East Rutherford, N.J.–There isn’t going to be a “next week” for the New York Giants, who closed out their 2013 NFL season with a 20-6 win over the Washington Redskins.
In many ways, that’s a good thing, as the Giants, who this season were ravished by injuries, suffered a few more crushing injuries. The most serious of which were to starting left tackle William Beatty, who suffered a fractured leg, and the high ankle sprain suffered by quarterback Eli Manning, who took one hit too many behind his putrid pass protection.
But in some strange ways, these New York Giants, who bounced back from an 0-6 start in which they looked lost, disorganized, and at times disinterested, made it just a little more tolerable for their suffering fans by winning seen out of their last ten games.
“Yeah, not bad,” said linebacker Jon Beason. “It’s tough, when you win games you feel like that’s what you’re supposed to do and then the ones you lose.
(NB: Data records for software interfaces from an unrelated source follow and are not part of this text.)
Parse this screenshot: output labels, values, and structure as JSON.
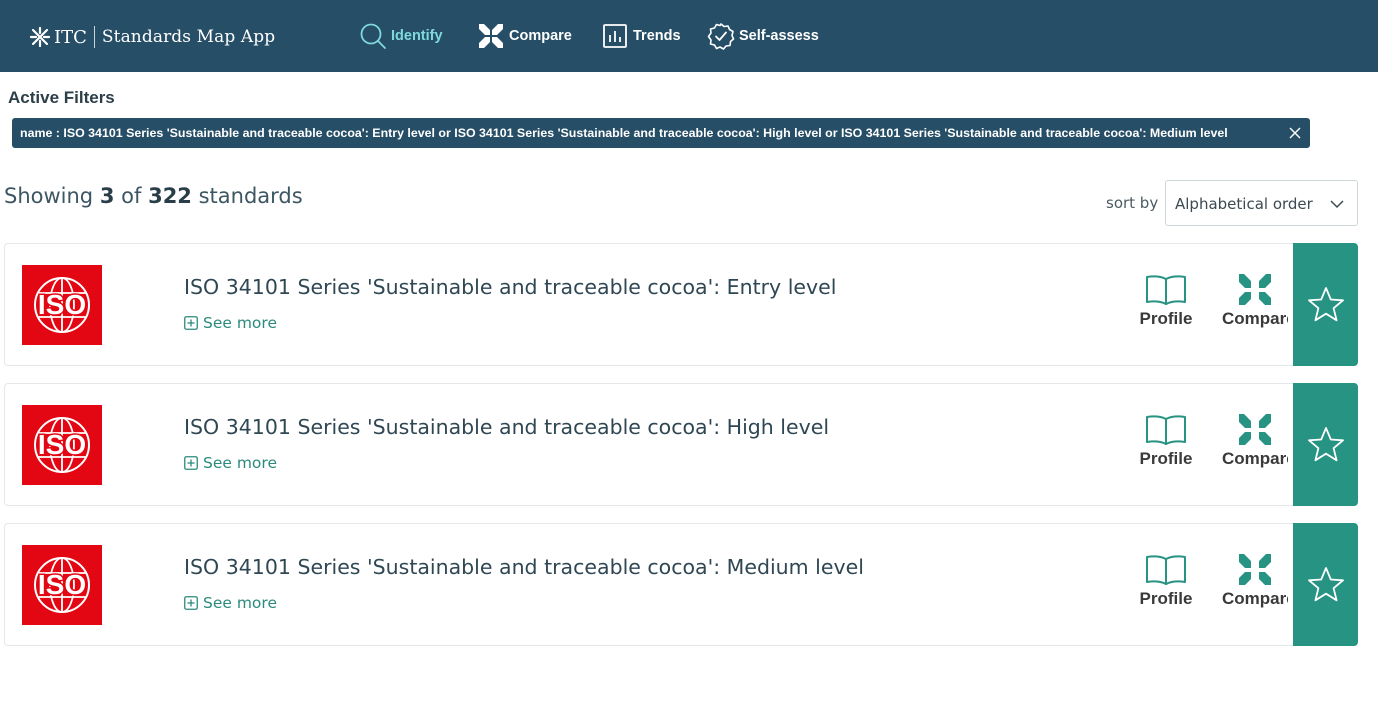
{
  "header": {
    "brand_short": "ITC",
    "app_name": "Standards Map App",
    "nav": [
      {
        "label": "Identify",
        "icon": "search-icon",
        "active": true
      },
      {
        "label": "Compare",
        "icon": "compare-arrows-icon",
        "active": false
      },
      {
        "label": "Trends",
        "icon": "bar-chart-icon",
        "active": false
      },
      {
        "label": "Self-assess",
        "icon": "check-badge-icon",
        "active": false
      }
    ]
  },
  "filters": {
    "title": "Active Filters",
    "chip": "name : ISO 34101 Series 'Sustainable and traceable cocoa': Entry level or ISO 34101 Series 'Sustainable and traceable cocoa': High level or ISO 34101 Series 'Sustainable and traceable cocoa': Medium level"
  },
  "results": {
    "prefix": "Showing",
    "shown": "3",
    "of": "of",
    "total": "322",
    "suffix": "standards"
  },
  "sort": {
    "label": "sort by",
    "value": "Alphabetical order"
  },
  "cards": [
    {
      "title": "ISO 34101 Series 'Sustainable and traceable cocoa': Entry level",
      "logo_text": "ISO",
      "see_more": "See more",
      "profile": "Profile",
      "compare": "Compare"
    },
    {
      "title": "ISO 34101 Series 'Sustainable and traceable cocoa': High level",
      "logo_text": "ISO",
      "see_more": "See more",
      "profile": "Profile",
      "compare": "Compare"
    },
    {
      "title": "ISO 34101 Series 'Sustainable and traceable cocoa': Medium level",
      "logo_text": "ISO",
      "see_more": "See more",
      "profile": "Profile",
      "compare": "Compare"
    }
  ],
  "colors": {
    "header_bg": "#264e66",
    "active_nav": "#7fd8de",
    "accent_teal": "#279383",
    "iso_red": "#e30613"
  }
}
You always look back at those and those are the ones that linger. Based on where we started, a great finish, upwards for next year, but still bittersweet.”
Granted there will be some people who will point out that six of those wins came against teams with unstable quarterback situations when they met the Giants.
However, it should be noted that in each of those games, none were shutouts, as the average scoring turned out to be 21.8 to 10.6 in favor of the Giants, who still had to go out there and so what was necessary to win.
“No matter how tough times may get, tough times never last, tough people always do and this is an extremely tough football team,” said safety Antrel Rolle. “This is the last game we had to go out there and showcase what we had for the 2013 season and closing it out with winning seven of our last ten games, we can’t ask for too much more than that.”
Still, for head coach Tom Coughlin, who bristled just a bit when he was asked if he definitely wanted to return next season, the second half record was a matter of too little, too late, even if he was pleased with how they stuck together and battled.
“If I want to look at it in extremes, the first thing is the 0-6 in my mind and how did that happen. The rest is the fact that we battled back from that. Again, when I said I was proud of this team, I am. I know it’s not what everybody wanted; I didn’t want it, either, but 7-9 is a heck of a lot better than 6-10.”
His players agreed.
“We could have folded. We could have just said, ‘Hey, we’re out of it,’ but we didn’t,” Beason said. Guys showed a lot of character and pride, individually and collectively as a team. When you do that, I think that’s important. Those are the type of guys you want in your locker room.”
Indeed, several guys earned the right to return. There was the stunning performance by Jerrel Jernigan, the forgotten wide receiver who has had three solid games in a row in relief of the injured Victor Cruz. This week, Jernigan accounted for 14 of the Giants 20 points with a 24-yard touchdown reception and a 49-yard touchdown run, the latter of which is the team’s longest run from scrimmage this season.
“It’s a great feeling to come out there, you know, the coaches have been telling me through the weeks that I’m getting my opportunity to go out there and make plays for the team and just wanted to let the coaching staff and organization know that I can make plays. Victor (Cruz) is down or whatever, but when he comes back, I also still want to be out there when he comes back,” Jernigan said.
There was also the play of Beason, acquired after the first month of the season in a trade with the Panthers. Beason once again finished as the team leader in tackles and one can only imagine just how much better he’ll be next year if he re-signs with the Giants and gets a chance to really wrap his head around the playbook.
There is also the play of Justin Pugh, the eager rookie right tackle who became the first Giants first-round draft pick to start all 16 games in his rookie season since some dude named Lawrence Taylor did it in 1981. Pugh, who played left tackle in college, has the versatility to play anywhere along the offensive line, and he might need to depending on what happens with Beatty’s recovery.
There are others– safety Will Hill, defensive end Damontre Moore, defensive tackle Johnathan Hankins, and running back Peyton Hillis all come to mind as being guys who have proven that they deserve to come back in 2014 to compete.
Most importantly, Tom Coughlin, the Giants fiery head coach, who didn’t want to discuss his future so soon after the win, has shown by way of his ability to bring the team out of the doldrums following the deflating losses, that maybe he is the right man for the job.
“I can’t imagine playing for anyone else,” Rolle said.